Items from an interface collection
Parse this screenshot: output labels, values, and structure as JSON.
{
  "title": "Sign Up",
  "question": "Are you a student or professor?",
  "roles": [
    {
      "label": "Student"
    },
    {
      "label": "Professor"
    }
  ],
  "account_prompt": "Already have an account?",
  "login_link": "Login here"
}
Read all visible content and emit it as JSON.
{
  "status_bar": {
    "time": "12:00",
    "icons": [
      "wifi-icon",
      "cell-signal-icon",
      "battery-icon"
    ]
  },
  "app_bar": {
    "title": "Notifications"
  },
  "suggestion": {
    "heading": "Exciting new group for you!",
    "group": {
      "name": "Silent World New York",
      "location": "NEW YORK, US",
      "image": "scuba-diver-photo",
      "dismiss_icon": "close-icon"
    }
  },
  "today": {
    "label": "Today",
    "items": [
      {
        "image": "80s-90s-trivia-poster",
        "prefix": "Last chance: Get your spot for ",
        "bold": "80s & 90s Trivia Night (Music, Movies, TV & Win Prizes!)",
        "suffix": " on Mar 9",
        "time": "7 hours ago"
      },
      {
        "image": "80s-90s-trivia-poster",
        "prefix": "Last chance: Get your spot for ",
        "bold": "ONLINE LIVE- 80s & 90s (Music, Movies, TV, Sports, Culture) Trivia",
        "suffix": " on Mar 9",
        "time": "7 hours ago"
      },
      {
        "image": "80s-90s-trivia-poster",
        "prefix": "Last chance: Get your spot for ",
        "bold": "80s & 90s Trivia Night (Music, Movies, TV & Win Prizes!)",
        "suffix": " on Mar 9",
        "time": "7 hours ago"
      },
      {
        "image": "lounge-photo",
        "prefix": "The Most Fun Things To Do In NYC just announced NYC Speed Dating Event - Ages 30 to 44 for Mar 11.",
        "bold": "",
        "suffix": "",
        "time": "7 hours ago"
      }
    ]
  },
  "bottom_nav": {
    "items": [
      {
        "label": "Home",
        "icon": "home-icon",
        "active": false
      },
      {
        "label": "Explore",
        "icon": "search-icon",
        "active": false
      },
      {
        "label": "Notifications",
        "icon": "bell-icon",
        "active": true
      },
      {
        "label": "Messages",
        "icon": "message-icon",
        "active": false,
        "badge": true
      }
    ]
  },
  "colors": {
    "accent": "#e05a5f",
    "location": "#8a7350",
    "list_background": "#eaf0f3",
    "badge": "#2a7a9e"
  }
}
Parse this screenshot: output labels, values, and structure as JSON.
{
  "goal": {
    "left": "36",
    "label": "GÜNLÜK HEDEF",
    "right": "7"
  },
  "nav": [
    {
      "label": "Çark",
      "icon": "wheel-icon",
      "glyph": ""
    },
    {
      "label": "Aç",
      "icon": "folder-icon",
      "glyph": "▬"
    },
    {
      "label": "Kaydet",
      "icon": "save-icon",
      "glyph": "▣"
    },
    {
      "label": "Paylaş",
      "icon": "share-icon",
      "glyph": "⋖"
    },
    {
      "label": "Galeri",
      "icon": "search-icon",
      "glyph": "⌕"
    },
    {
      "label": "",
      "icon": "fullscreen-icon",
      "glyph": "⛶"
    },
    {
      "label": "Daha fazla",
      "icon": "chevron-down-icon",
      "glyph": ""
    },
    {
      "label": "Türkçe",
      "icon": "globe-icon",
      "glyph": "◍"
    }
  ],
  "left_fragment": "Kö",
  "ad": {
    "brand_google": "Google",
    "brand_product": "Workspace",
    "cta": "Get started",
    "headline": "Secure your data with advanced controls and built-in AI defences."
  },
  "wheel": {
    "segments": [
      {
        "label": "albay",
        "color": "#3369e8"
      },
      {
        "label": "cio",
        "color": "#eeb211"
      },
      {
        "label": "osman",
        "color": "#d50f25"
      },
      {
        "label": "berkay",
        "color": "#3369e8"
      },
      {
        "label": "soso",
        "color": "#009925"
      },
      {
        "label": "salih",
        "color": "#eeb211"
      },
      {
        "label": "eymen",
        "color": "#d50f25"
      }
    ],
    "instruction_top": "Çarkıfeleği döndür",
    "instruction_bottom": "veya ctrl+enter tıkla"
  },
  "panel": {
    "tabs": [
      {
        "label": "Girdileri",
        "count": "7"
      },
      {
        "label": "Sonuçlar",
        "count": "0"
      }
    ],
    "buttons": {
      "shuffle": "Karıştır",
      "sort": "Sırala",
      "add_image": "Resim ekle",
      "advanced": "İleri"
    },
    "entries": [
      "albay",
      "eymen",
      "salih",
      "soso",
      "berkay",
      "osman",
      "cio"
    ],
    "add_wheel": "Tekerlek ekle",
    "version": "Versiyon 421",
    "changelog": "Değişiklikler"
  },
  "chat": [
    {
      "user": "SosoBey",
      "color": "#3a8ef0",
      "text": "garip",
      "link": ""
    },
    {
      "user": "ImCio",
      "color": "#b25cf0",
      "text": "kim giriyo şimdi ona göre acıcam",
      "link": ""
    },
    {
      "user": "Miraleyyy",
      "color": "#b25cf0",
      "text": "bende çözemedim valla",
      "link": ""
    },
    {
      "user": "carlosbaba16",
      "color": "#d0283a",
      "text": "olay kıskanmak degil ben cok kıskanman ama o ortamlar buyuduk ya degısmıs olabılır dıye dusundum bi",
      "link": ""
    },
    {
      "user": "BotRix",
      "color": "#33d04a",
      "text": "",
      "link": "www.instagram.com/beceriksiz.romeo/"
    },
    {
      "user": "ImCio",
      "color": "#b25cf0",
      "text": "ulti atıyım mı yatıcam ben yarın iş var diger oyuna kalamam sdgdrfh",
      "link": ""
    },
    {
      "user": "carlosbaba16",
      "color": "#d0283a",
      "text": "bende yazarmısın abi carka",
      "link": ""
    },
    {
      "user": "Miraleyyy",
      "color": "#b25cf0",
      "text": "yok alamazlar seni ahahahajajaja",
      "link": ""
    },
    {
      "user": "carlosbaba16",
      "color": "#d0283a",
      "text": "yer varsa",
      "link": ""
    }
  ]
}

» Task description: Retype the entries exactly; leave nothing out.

» Result of this exercise:
Parse this screenshot: output labels, values, and structure as JSON.
{
  "title": "Sign Up",
  "question": "Are you a student or professor?",
  "roles": [
    {
      "label": "Student"
    },
    {
      "label": "Professor"
    }
  ],
  "account_prompt": "Already have an account?",
  "login_link": "Login here"
}
Read all visible content and emit it as JSON.
{
  "status_bar": {
    "time": "12:00",
    "icons": [
      "wifi-icon",
      "cell-signal-icon",
      "battery-icon"
    ]
  },
  "app_bar": {
    "title": "Notifications"
  },
  "suggestion": {
    "heading": "Exciting new group for you!",
    "group": {
      "name": "Silent World New York",
      "location": "NEW YORK, US",
      "image": "scuba-diver-photo",
      "dismiss_icon": "close-icon"
    }
  },
  "today": {
    "label": "Today",
    "items": [
      {
        "image": "80s-90s-trivia-poster",
        "prefix": "Last chance: Get your spot for ",
        "bold": "80s & 90s Trivia Night (Music, Movies, TV & Win Prizes!)",
        "suffix": " on Mar 9",
        "time": "7 hours ago"
      },
      {
        "image": "80s-90s-trivia-poster",
        "prefix": "Last chance: Get your spot for ",
        "bold": "ONLINE LIVE- 80s & 90s (Music, Movies, TV, Sports, Culture) Trivia",
        "suffix": " on Mar 9",
        "time": "7 hours ago"
      },
      {
        "image": "80s-90s-trivia-poster",
        "prefix": "Last chance: Get your spot for ",
        "bold": "80s & 90s Trivia Night (Music, Movies, TV & Win Prizes!)",
        "suffix": " on Mar 9",
        "time": "7 hours ago"
      },
      {
        "image": "lounge-photo",
        "prefix": "The Most Fun Things To Do In NYC just announced NYC Speed Dating Event - Ages 30 to 44 for Mar 11.",
        "bold": "",
        "suffix": "",
        "time": "7 hours ago"
      }
    ]
  },
  "bottom_nav": {
    "items": [
      {
        "label": "Home",
        "icon": "home-icon",
        "active": false
      },
      {
        "label": "Explore",
        "icon": "search-icon",
        "active": false
      },
      {
        "label": "Notifications",
        "icon": "bell-icon",
        "active": true
      },
      {
        "label": "Messages",
        "icon": "message-icon",
        "active": false,
        "badge": true
      }
    ]
  },
  "colors": {
    "accent": "#e05a5f",
    "location": "#8a7350",
    "list_background": "#eaf0f3",
    "badge": "#2a7a9e"
  }
}
Parse this screenshot: output labels, values, and structure as JSON.
{
  "goal": {
    "left": "36",
    "label": "GÜNLÜK HEDEF",
    "right": "7"
  },
  "nav": [
    {
      "label": "Çark",
      "icon": "wheel-icon",
      "glyph": ""
    },
    {
      "label": "Aç",
      "icon": "folder-icon",
      "glyph": "▬"
    },
    {
      "label": "Kaydet",
      "icon": "save-icon",
      "glyph": "▣"
    },
    {
      "label": "Paylaş",
      "icon": "share-icon",
      "glyph": "⋖"
    },
    {
      "label": "Galeri",
      "icon": "search-icon",
      "glyph": "⌕"
    },
    {
      "label": "",
      "icon": "fullscreen-icon",
      "glyph": "⛶"
    },
    {
      "label": "Daha fazla",
      "icon": "chevron-down-icon",
      "glyph": ""
    },
    {
      "label": "Türkçe",
      "icon": "globe-icon",
      "glyph": "◍"
    }
  ],
  "left_fragment": "Kö",
  "ad": {
    "brand_google": "Google",
    "brand_product": "Workspace",
    "cta": "Get started",
    "headline": "Secure your data with advanced controls and built-in AI defences."
  },
  "wheel": {
    "segments": [
      {
        "label": "albay",
        "color": "#3369e8"
      },
      {
        "label": "cio",
        "color": "#eeb211"
      },
      {
        "label": "osman",
        "color": "#d50f25"
      },
      {
        "label": "berkay",
        "color": "#3369e8"
      },
      {
        "label": "soso",
        "color": "#009925"
      },
      {
        "label": "salih",
        "color": "#eeb211"
      },
      {
        "label": "eymen",
        "color": "#d50f25"
      }
    ],
    "instruction_top": "Çarkıfeleği döndür",
    "instruction_bottom": "veya ctrl+enter tıkla"
  },
  "panel": {
    "tabs": [
      {
        "label": "Girdileri",
        "count": "7"
      },
      {
        "label": "Sonuçlar",
        "count": "0"
      }
    ],
    "buttons": {
      "shuffle": "Karıştır",
      "sort": "Sırala",
      "add_image": "Resim ekle",
      "advanced": "İleri"
    },
    "entries": [
      "albay",
      "eymen",
      "salih",
      "soso",
      "berkay",
      "osman",
      "cio"
    ],
    "add_wheel": "Tekerlek ekle",
    "version": "Versiyon 421",
    "changelog": "Değişiklikler"
  },
  "chat": [
    {
      "user": "SosoBey",
      "color": "#3a8ef0",
      "text": "garip",
      "link": ""
    },
    {
      "user": "ImCio",
      "color": "#b25cf0",
      "text": "kim giriyo şimdi ona göre acıcam",
      "link": ""
    },
    {
      "user": "Miraleyyy",
      "color": "#b25cf0",
      "text": "bende çözemedim valla",
      "link": ""
    },
    {
      "user": "carlosbaba16",
      "color": "#d0283a",
      "text": "olay kıskanmak degil ben cok kıskanman ama o ortamlar buyuduk ya degısmıs olabılır dıye dusundum bi",
      "link": ""
    },
    {
      "user": "BotRix",
      "color": "#33d04a",
      "text": "",
      "link": "www.instagram.com/beceriksiz.romeo/"
    },
    {
      "user": "ImCio",
      "color": "#b25cf0",
      "text": "ulti atıyım mı yatıcam ben yarın iş var diger oyuna kalamam sdgdrfh",
      "link": ""
    },
    {
      "user": "carlosbaba16",
      "color": "#d0283a",
      "text": "bende yazarmısın abi carka",
      "link": ""
    },
    {
      "user": "Miraleyyy",
      "color": "#b25cf0",
      "text": "yok alamazlar seni ahahahajajaja",
      "link": ""
    },
    {
      "user": "carlosbaba16",
      "color": "#d0283a",
      "text": "yer varsa",
      "link": ""
    }
  ]
}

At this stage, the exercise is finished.